I knew that more content would keep people excited about the project while I was hard at work coding. Maybe an extra 3-4 posts after a new release to help promote it for a longer period of time. It would give folks a second (or third) chance to see that I’ve released a new version, in case they missed the original announcement. It would also create more opportunities for people to retweet/share some posts and attract the attention of more potential new users.

Time commitment is something to keep in mind, though. I’d love to write up a ton of really in-depth blog posts and record some educational screencasts for my projects. Those are both certainly good resources to have available for my users, but they’re also just as much work as writing code. I don’t think I can do three or four of those between releases without committing to several days of work. Ideally, I could generate enough interesting social media content for a new release in a day or less.

Recently, I came up with something so simple that it probably should have been obvious in hindsight. When I’m putting the finishing touches on a new version of a project, I pull out some screen recording software and create 3-5 animated GIFs of the new features in action. They don’t need to be longer than several seconds, so they’re super easy to make. In fact, sometimes only a screenshot is all that’s needed. I can make these GIFs all at once, and then post one every week for a few weeks following a release.

When I first thought of using these animated GIFs, I went back and forth in my head whether it was a good idea or not. I personally get annoyed when a product’s social media account shares the exact same content, like a blog post, more than once. I follow about 75 people/products on Twitter, and that means I can read every single tweet in my timeline. Basically, I force myself to create a feed that is always filled with interesting content. If an account tweets too often, or if they duplicate the same links over and over again, I’m wasting my time on too much noise, and they get unfollowed. That’s my metric for figuring out how my project’s social media accounts should “behave”.

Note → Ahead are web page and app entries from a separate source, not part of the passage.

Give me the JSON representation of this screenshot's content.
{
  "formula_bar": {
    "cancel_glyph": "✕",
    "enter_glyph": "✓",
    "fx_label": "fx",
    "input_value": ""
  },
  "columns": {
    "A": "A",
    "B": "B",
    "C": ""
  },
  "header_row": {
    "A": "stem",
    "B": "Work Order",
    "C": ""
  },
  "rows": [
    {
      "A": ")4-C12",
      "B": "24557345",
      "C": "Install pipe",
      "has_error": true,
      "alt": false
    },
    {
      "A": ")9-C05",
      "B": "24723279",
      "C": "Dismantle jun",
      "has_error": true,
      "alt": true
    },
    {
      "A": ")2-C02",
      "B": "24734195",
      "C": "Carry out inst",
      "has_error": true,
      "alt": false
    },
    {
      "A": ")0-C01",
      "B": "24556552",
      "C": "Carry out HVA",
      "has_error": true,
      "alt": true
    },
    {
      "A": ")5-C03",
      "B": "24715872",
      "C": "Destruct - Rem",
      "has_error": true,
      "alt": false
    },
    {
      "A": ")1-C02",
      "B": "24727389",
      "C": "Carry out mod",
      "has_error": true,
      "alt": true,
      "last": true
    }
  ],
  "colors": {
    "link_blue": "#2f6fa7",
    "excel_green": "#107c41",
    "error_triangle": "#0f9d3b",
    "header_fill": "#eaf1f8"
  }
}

It came down to this: The original announcement of my project’s new version is basically a list of cool, new features all mashed together into 140 characters or less. I might include one image to highlight something particularly cool, but I can’t cover everything in detail using one tweet. The animated GIFs make good followup posts because they can focus on showing off one, individual feature in more detail. That adds value beyond the original post, which is exactly what I want.

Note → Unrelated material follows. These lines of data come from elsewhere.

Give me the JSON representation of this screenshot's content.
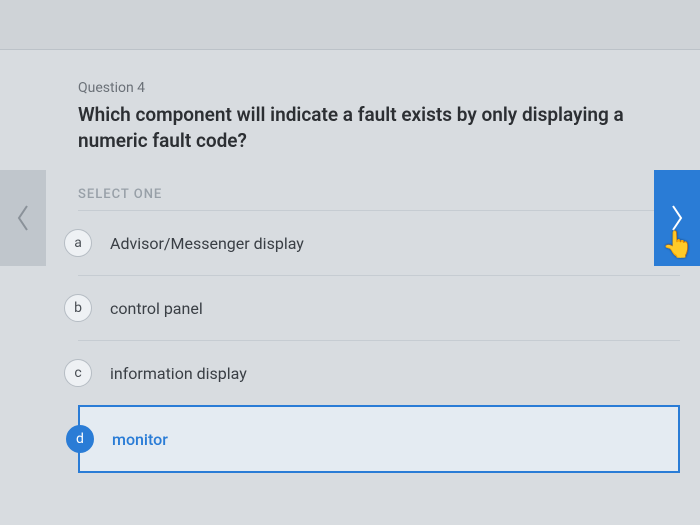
{
  "question": {
    "number_label": "Question 4",
    "text": "Which component will indicate a fault exists by only displaying a numeric fault code?"
  },
  "select_label": "SELECT ONE",
  "options": [
    {
      "letter": "a",
      "text": "Advisor/Messenger display",
      "selected": false
    },
    {
      "letter": "b",
      "text": "control panel",
      "selected": false
    },
    {
      "letter": "c",
      "text": "information display",
      "selected": false
    },
    {
      "letter": "d",
      "text": "monitor",
      "selected": true
    }
  ],
  "colors": {
    "accent": "#2a7cd6"
  }
}
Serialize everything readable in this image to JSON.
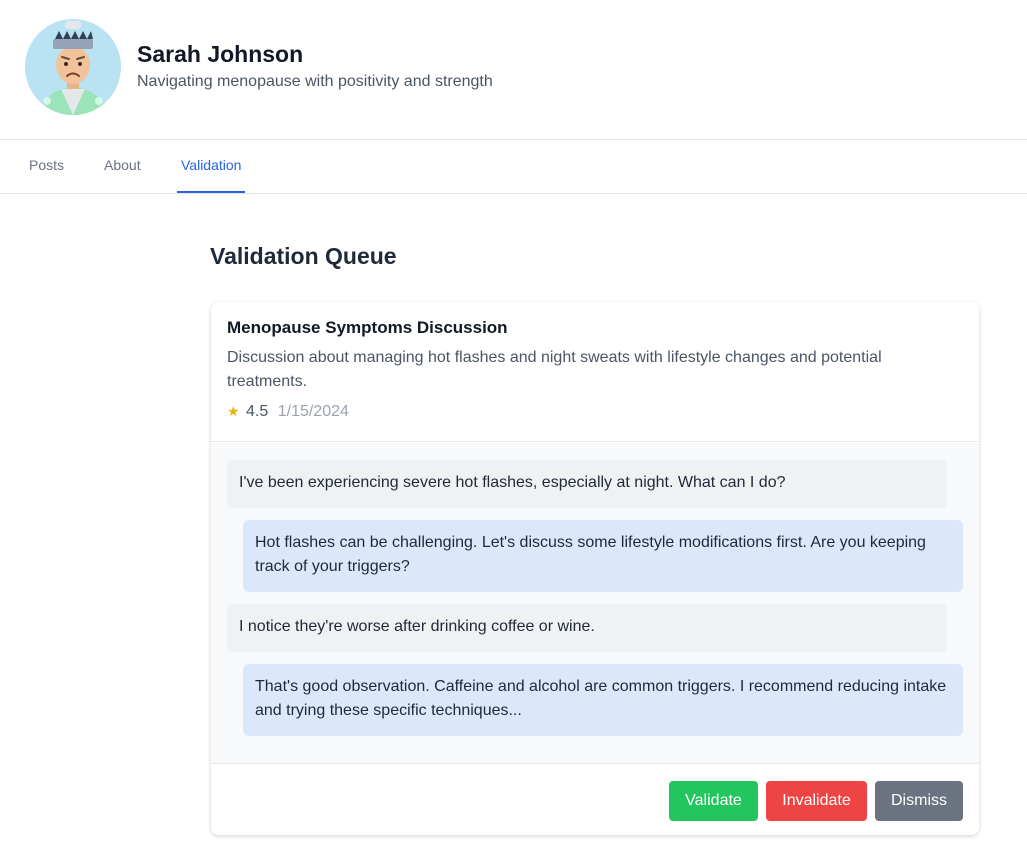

What other easy ways are there to promote a project on social media without a big time commitment?

  • In the past, I’ve shared previews of new features when they’re still in development and not quite finished yet. That can be exciting for users, but it can also take away some of the impact when those features are finally released at a later date.
  • It’s always good to see a cool app that someone built with one of my open source libraries. That’s an obvious thing to share with my followers, of course. However, most developers don’t go out of the way to show me their projects that use my code, and if they did the work for an employer, they might not be allowed to share. That means I can’t necessarily make this type of post very consistently.

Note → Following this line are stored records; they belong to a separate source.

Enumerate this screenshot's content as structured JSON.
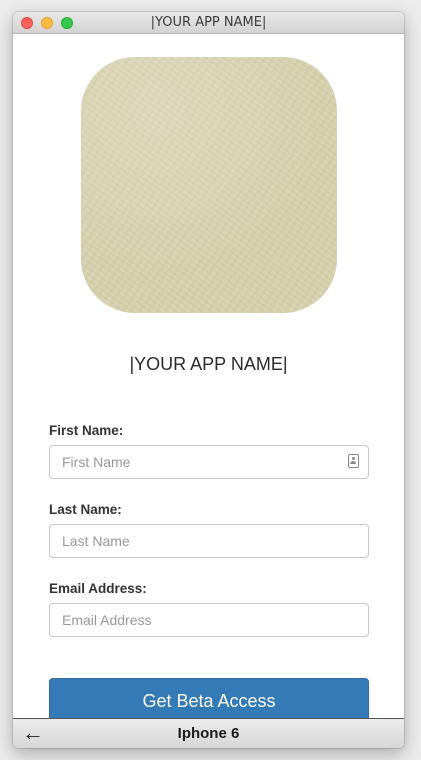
{
  "window": {
    "title": "|YOUR APP NAME|"
  },
  "app": {
    "name": "|YOUR APP NAME|",
    "icon_color": "#d7d2ae"
  },
  "form": {
    "first_name": {
      "label": "First Name:",
      "placeholder": "First Name",
      "value": "",
      "icon": "contact-card-icon"
    },
    "last_name": {
      "label": "Last Name:",
      "placeholder": "Last Name",
      "value": ""
    },
    "email": {
      "label": "Email Address:",
      "placeholder": "Email Address",
      "value": ""
    },
    "submit_label": "Get Beta Access",
    "submit_color": "#337ab7"
  },
  "bottom_bar": {
    "back_icon": "←",
    "device_name": "Iphone 6"
  }
}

Those are a couple of types of content that I like to share when I can, but do you have any other ideas?